All the way home to-day I went over and over my visit with you and that delicious bit of humanity we call Eleanor Axson Sayre. It was too beautiful, darling, to see you so well, and quite your lovely self! I wonder if you are as calm and at peace with the world as you looked. I can't help wondering whether you just made yourself let me take the baby and hang over her so, or whether you really aren't afraid of having her handled. It was very delicious to be allowed to do it; but I don't want ever to force you to do anything that makes you uncomfortable.
Of course your father and Edith were delighted at the reported I could give of you. Your father kept saying, “Bless her dear heart! Bless her!” He wants so to go up to see you, and he means to if he can manage it. He is very happy to have you well and safe, sweetness: you should see the look in his eyes when he talks of you!Ellen looks like a giant child now that I have seen Eleanor, and she seems so unapproachable. I think I enjoy tiny babies a little more than older ones, because they can't object to being cuddled. Of course the older ones are more interesting, but they grow independent so quickly.Jessie, do you suppose you could scare up one of those little snapshots of Francis for your father? He would like so to have one, he says. I was telling him of the likeness I thought I saw to your mother. Bless his old heart!—how I do want to see that boy! He probably would spurn me as Ellen does; but I could adore him from a distance.
This letter has gone on long enough! I began it two days ago.
Well, your nice big boy is with you now, so I know you are quite happy. Give him my best love and tell him I wish I could see him. But I find my dinner engagements are for Friday and Wednesday mornings, not Monday and Tuesday; so I can't get there till Thursday afternoon, and consequently shall miss the plague-stricken one. (The Howes say Frank accused them of behaving as though he had leprosy.) If I find your father and Edith are to be away for the week-end I may not come up till Friday night, as I do feel slight qualms of conscience at staying away as long as I want to when they are here—simply because Edith asks so little of me.

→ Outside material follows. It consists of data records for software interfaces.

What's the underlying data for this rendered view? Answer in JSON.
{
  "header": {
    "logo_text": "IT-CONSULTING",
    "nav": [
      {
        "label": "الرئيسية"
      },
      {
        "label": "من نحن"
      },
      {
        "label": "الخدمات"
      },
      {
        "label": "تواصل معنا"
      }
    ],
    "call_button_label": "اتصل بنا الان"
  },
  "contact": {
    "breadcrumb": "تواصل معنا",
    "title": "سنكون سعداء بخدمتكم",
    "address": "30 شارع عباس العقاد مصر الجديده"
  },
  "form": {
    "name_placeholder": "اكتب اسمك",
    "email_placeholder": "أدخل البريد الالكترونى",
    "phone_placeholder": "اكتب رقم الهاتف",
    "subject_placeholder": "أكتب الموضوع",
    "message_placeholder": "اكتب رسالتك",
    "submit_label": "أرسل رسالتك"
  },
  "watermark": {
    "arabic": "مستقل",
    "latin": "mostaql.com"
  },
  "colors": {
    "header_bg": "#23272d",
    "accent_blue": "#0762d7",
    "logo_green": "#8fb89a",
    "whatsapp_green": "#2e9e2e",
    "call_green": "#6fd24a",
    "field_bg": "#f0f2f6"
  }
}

I am awfully glad I came home to for the foolish tea-party, for Mrs. Fendall seemed to have wanted me there. Why she should have cared I don't see, when her house was full to bursting anyhow and your father spent an hour there, beset by the entire gang of relations and strangers alike. Well, I think he actually enjoys it just because it's for Edith he is doing it; and if he enjoys it it can't hurt him; that's my pet theory about things that are an effort.
Yesterday Belle Hagner James came breezing along, with her stepson and a friend of his. While the boys saw the White HouseBelle and I visited together; and it did me good to see Belle's happiness. That makes two really happy people I've seen this week, not counting your father and Edith.Colonel Brown, Colonel House, and Mr. Auchincloss, the latter's son-in-law, are staying here in the house. Last evening your father and Edith went to Fort Meyer to dine with General and Mrs. Scott and Colonel House took Mr. Auchincloss to the theatre, to see a wild play. You would have hated it (it was “The Follies of 1916.”), but however I enjoyed it, and that in spite of the fact that I had seen it the evening before with your father, Edith, Mr. Brown, and Mr. Randolph Bolling.
If I don't stop this I'll never finish it—truly Irish!—so good-bye, sweet thing. Lots of love to you and Frank and the Enchanting One, from